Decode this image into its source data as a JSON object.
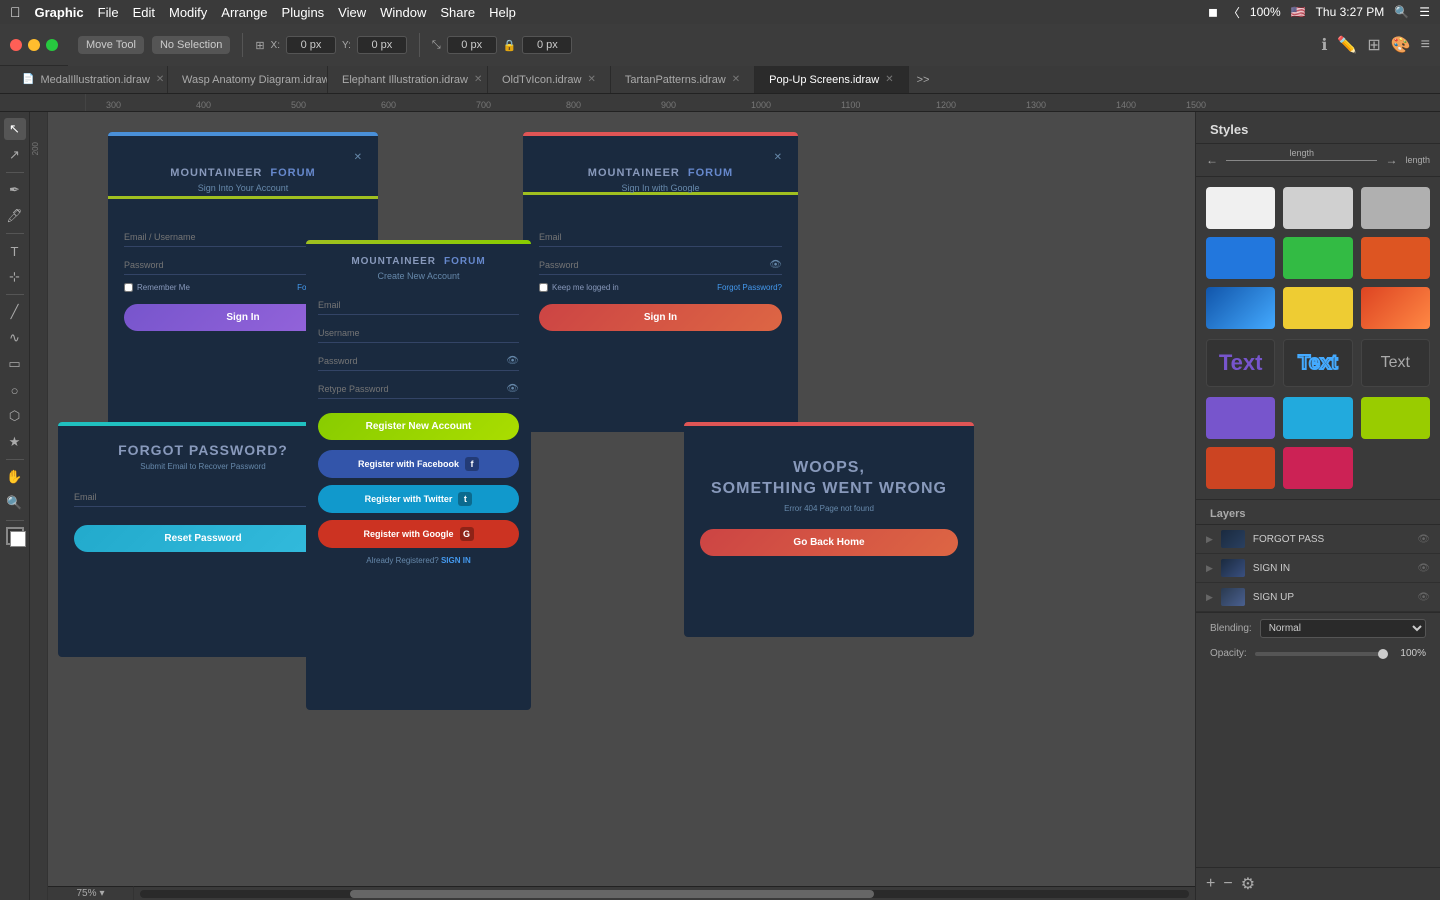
{
  "app": {
    "title": "Pop-Up Screens.idraw",
    "zoom": "75%"
  },
  "menubar": {
    "apple": "⌘",
    "items": [
      "Graphic",
      "File",
      "Edit",
      "Modify",
      "Arrange",
      "Plugins",
      "View",
      "Window",
      "Share",
      "Help"
    ],
    "right": [
      "Thu 3:27 PM",
      "100%"
    ]
  },
  "toolbar": {
    "tool": "Move Tool",
    "selection": "No Selection",
    "x_label": "X:",
    "x_val": "0 px",
    "y_label": "Y:",
    "y_val": "0 px",
    "w_val": "0 px",
    "h_val": "0 px"
  },
  "tabs": [
    {
      "label": "MedalIllustration.idraw",
      "active": false
    },
    {
      "label": "Wasp Anatomy Diagram.idraw",
      "active": false
    },
    {
      "label": "Elephant Illustration.idraw",
      "active": false
    },
    {
      "label": "OldTvIcon.idraw",
      "active": false
    },
    {
      "label": "TartanPatterns.idraw",
      "active": false
    },
    {
      "label": "Pop-Up Screens.idraw",
      "active": true
    }
  ],
  "ruler": {
    "marks": [
      "300",
      "400",
      "500",
      "600",
      "700",
      "800",
      "900",
      "1000",
      "1100",
      "1200",
      "1300",
      "1400",
      "1500"
    ]
  },
  "screens": {
    "signin": {
      "brand_left": "MOUNTAINEER",
      "brand_right": "FORUM",
      "subtitle": "Sign Into Your Account",
      "email_placeholder": "Email / Username",
      "password_placeholder": "Password",
      "remember_label": "Remember Me",
      "forgot_label": "Forgot Password?",
      "btn_label": "Sign In"
    },
    "signin_google": {
      "brand_left": "MOUNTAINEER",
      "brand_right": "FORUM",
      "subtitle": "Sign In with Google",
      "email_placeholder": "Email",
      "password_placeholder": "Password",
      "remember_label": "Keep me logged in",
      "forgot_label": "Forgot Password?",
      "btn_label": "Sign In"
    },
    "create": {
      "brand_left": "MOUNTAINEER",
      "brand_right": "FORUM",
      "subtitle": "Create New Account",
      "email_placeholder": "Email",
      "username_placeholder": "Username",
      "password_placeholder": "Password",
      "retype_placeholder": "Retype Password",
      "btn_register": "Register New Account",
      "btn_facebook": "Register with Facebook",
      "btn_twitter": "Register with Twitter",
      "btn_google": "Register with Google",
      "already_text": "Already Registered?",
      "signin_link": "SIGN IN"
    },
    "forgot": {
      "title": "FORGOT PASSWORD?",
      "subtitle": "Submit Email to Recover Password",
      "email_placeholder": "Email",
      "btn_label": "Reset Password"
    },
    "error": {
      "title_line1": "WOOPS,",
      "title_line2": "SOMETHING WENT WRONG",
      "subtitle": "Error 404 Page not found",
      "btn_label": "Go Back Home"
    }
  },
  "styles_panel": {
    "title": "Styles",
    "length_label": "length"
  },
  "layers": {
    "title": "Layers",
    "items": [
      {
        "name": "FORGOT PASS",
        "visible": true
      },
      {
        "name": "SIGN IN",
        "visible": true
      },
      {
        "name": "SIGN UP",
        "visible": true
      }
    ]
  },
  "blending": {
    "label": "Blending:",
    "value": "Normal",
    "opacity_label": "Opacity:",
    "opacity_value": "100%"
  }
}
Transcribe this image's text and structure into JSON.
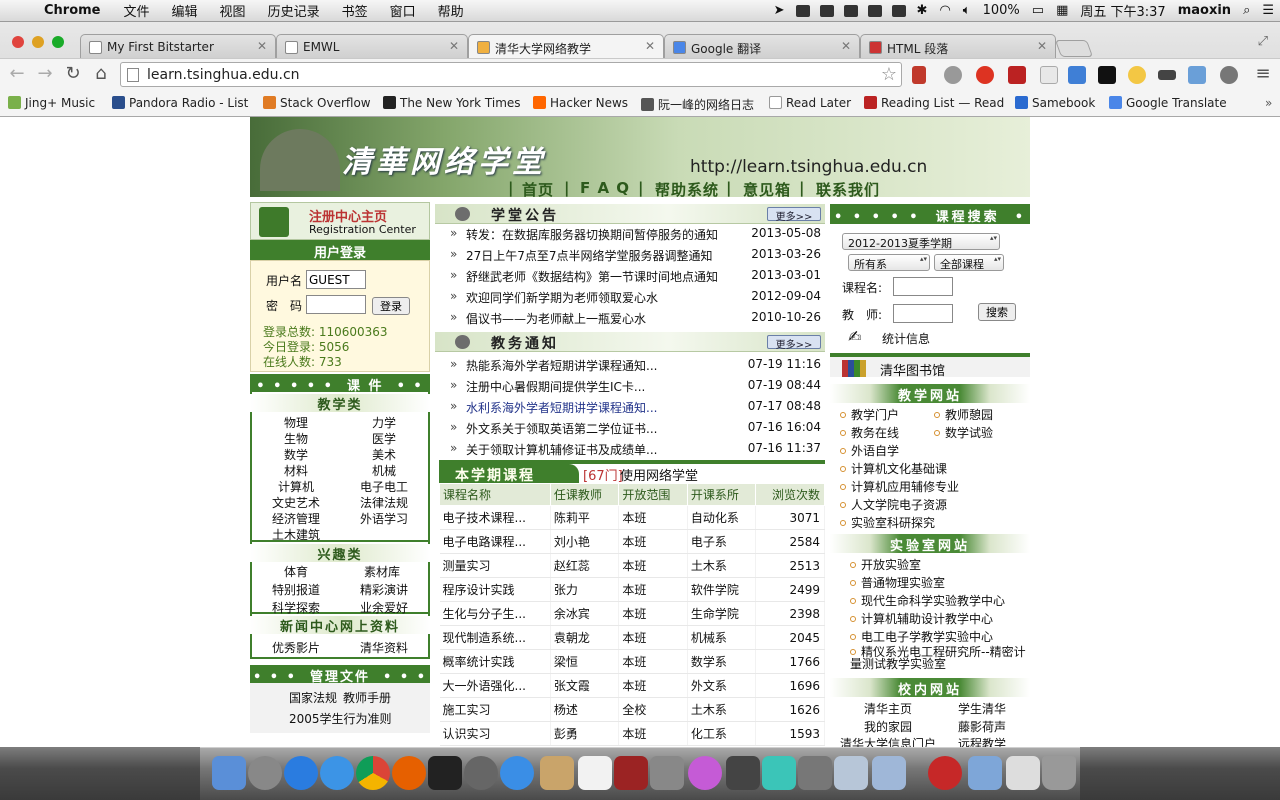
{
  "menubar": {
    "app_name": "Chrome",
    "menus": [
      "文件",
      "编辑",
      "视图",
      "历史记录",
      "书签",
      "窗口",
      "帮助"
    ],
    "battery": "100%",
    "datetime": "周五 下午3:37",
    "user": "maoxin"
  },
  "tabs": [
    {
      "title": "My First Bitstarter"
    },
    {
      "title": "EMWL"
    },
    {
      "title": "清华大学网络教学"
    },
    {
      "title": "Google 翻译"
    },
    {
      "title": "HTML 段落"
    }
  ],
  "address_bar": {
    "url": "learn.tsinghua.edu.cn"
  },
  "bookmarks": [
    "Jing+ Music",
    "Pandora Radio - List",
    "Stack Overflow",
    "The New York Times",
    "Hacker News",
    "阮一峰的网络日志",
    "Read Later",
    "Reading List — Read",
    "Samebook",
    "Google Translate"
  ],
  "site": {
    "banner_title": "清華网络学堂",
    "banner_url": "http://learn.tsinghua.edu.cn",
    "nav": [
      "首页",
      "F A Q",
      "帮助系统",
      "意见箱",
      "联系我们"
    ],
    "registration": {
      "title": "注册中心主页",
      "subtitle": "Registration Center"
    },
    "login": {
      "header": "用户登录",
      "username_label": "用户名",
      "username_value": "GUEST",
      "password_label": "密　码",
      "login_button": "登录",
      "total_logins": "登录总数: 110600363",
      "today_logins": "今日登录: 5056",
      "online_users": "在线人数: 733"
    },
    "courseware": {
      "header": "课 件",
      "teaching_header": "教学类",
      "teaching_items": [
        "物理",
        "力学",
        "生物",
        "医学",
        "数学",
        "美术",
        "材料",
        "机械",
        "计算机",
        "电子电工",
        "文史艺术",
        "法律法规",
        "经济管理",
        "外语学习",
        "土木建筑"
      ],
      "interest_header": "兴趣类",
      "interest_items": [
        "体育",
        "素材库",
        "特别报道",
        "精彩演讲",
        "科学探索",
        "业余爱好"
      ],
      "news_header": "新闻中心网上资料",
      "news_items": [
        "优秀影片",
        "清华资料"
      ]
    },
    "admin_docs": {
      "header": "管理文件",
      "items": [
        "国家法规",
        "教师手册",
        "2005学生行为准则"
      ]
    },
    "announcements": {
      "header": "学堂公告",
      "more": "更多>>",
      "items": [
        {
          "title": "转发：在数据库服务器切换期间暂停服务的通知",
          "date": "2013-05-08"
        },
        {
          "title": "27日上午7点至7点半网络学堂服务器调整通知",
          "date": "2013-03-26"
        },
        {
          "title": "舒继武老师《数据结构》第一节课时间地点通知",
          "date": "2013-03-01"
        },
        {
          "title": "欢迎同学们新学期为老师领取爱心水",
          "date": "2012-09-04"
        },
        {
          "title": "倡议书——为老师献上一瓶爱心水",
          "date": "2010-10-26"
        }
      ]
    },
    "academic_notices": {
      "header": "教务通知",
      "more": "更多>>",
      "items": [
        {
          "title": "热能系海外学者短期讲学课程通知...",
          "date": "07-19 11:16"
        },
        {
          "title": "注册中心暑假期间提供学生IC卡...",
          "date": "07-19 08:44"
        },
        {
          "title": "水利系海外学者短期讲学课程通知...",
          "date": "07-17 08:48"
        },
        {
          "title": "外文系关于领取英语第二学位证书...",
          "date": "07-16 16:04"
        },
        {
          "title": "关于领取计算机辅修证书及成绩单...",
          "date": "07-16 11:37"
        }
      ]
    },
    "courses": {
      "header": "本学期课程",
      "count": "[67门]",
      "suffix": "使用网络学堂",
      "columns": [
        "课程名称",
        "任课教师",
        "开放范围",
        "开课系所",
        "浏览次数"
      ],
      "rows": [
        [
          "电子技术课程...",
          "陈莉平",
          "本班",
          "自动化系",
          "3071"
        ],
        [
          "电子电路课程...",
          "刘小艳",
          "本班",
          "电子系",
          "2584"
        ],
        [
          "测量实习",
          "赵红蕊",
          "本班",
          "土木系",
          "2513"
        ],
        [
          "程序设计实践",
          "张力",
          "本班",
          "软件学院",
          "2499"
        ],
        [
          "生化与分子生...",
          "余冰宾",
          "本班",
          "生命学院",
          "2398"
        ],
        [
          "现代制造系统...",
          "袁朝龙",
          "本班",
          "机械系",
          "2045"
        ],
        [
          "概率统计实践",
          "梁恒",
          "本班",
          "数学系",
          "1766"
        ],
        [
          "大一外语强化...",
          "张文霞",
          "本班",
          "外文系",
          "1696"
        ],
        [
          "施工实习",
          "杨述",
          "全校",
          "土木系",
          "1626"
        ],
        [
          "认识实习",
          "彭勇",
          "本班",
          "化工系",
          "1593"
        ]
      ]
    },
    "course_search": {
      "header": "课程搜索",
      "semester": "2012-2013夏季学期",
      "department": "所有系",
      "course_type": "全部课程",
      "course_name_label": "课程名:",
      "teacher_label": "教　师:",
      "search_button": "搜索",
      "stats_label": "统计信息"
    },
    "library": {
      "label": "清华图书馆"
    },
    "teaching_sites": {
      "header": "教学网站",
      "items": [
        "教学门户",
        "教师憩园",
        "教务在线",
        "数学试验",
        "外语自学",
        "计算机文化基础课",
        "计算机应用辅修专业",
        "人文学院电子资源",
        "实验室科研探究"
      ]
    },
    "lab_sites": {
      "header": "实验室网站",
      "items": [
        "开放实验室",
        "普通物理实验室",
        "现代生命科学实验教学中心",
        "计算机辅助设计教学中心",
        "电工电子学教学实验中心",
        "精仪系光电工程研究所--精密计量测试教学实验室"
      ]
    },
    "campus_sites": {
      "header": "校内网站",
      "items": [
        "清华主页",
        "学生清华",
        "我的家园",
        "藤影荷声",
        "清华大学信息门户",
        "远程教学"
      ]
    }
  }
}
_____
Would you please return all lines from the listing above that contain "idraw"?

▸ Written solution
    "title": "Pop-Up Screens.idraw",
      "label": "MedalIllustration.idraw",
      "label": "Wasp Anatomy Diagram.idraw",
      "label": "Elephant Illustration.idraw",
      "label": "OldTvIcon.idraw",
      "label": "TartanPatterns.idraw",
      "label": "Pop-Up Screens.idraw",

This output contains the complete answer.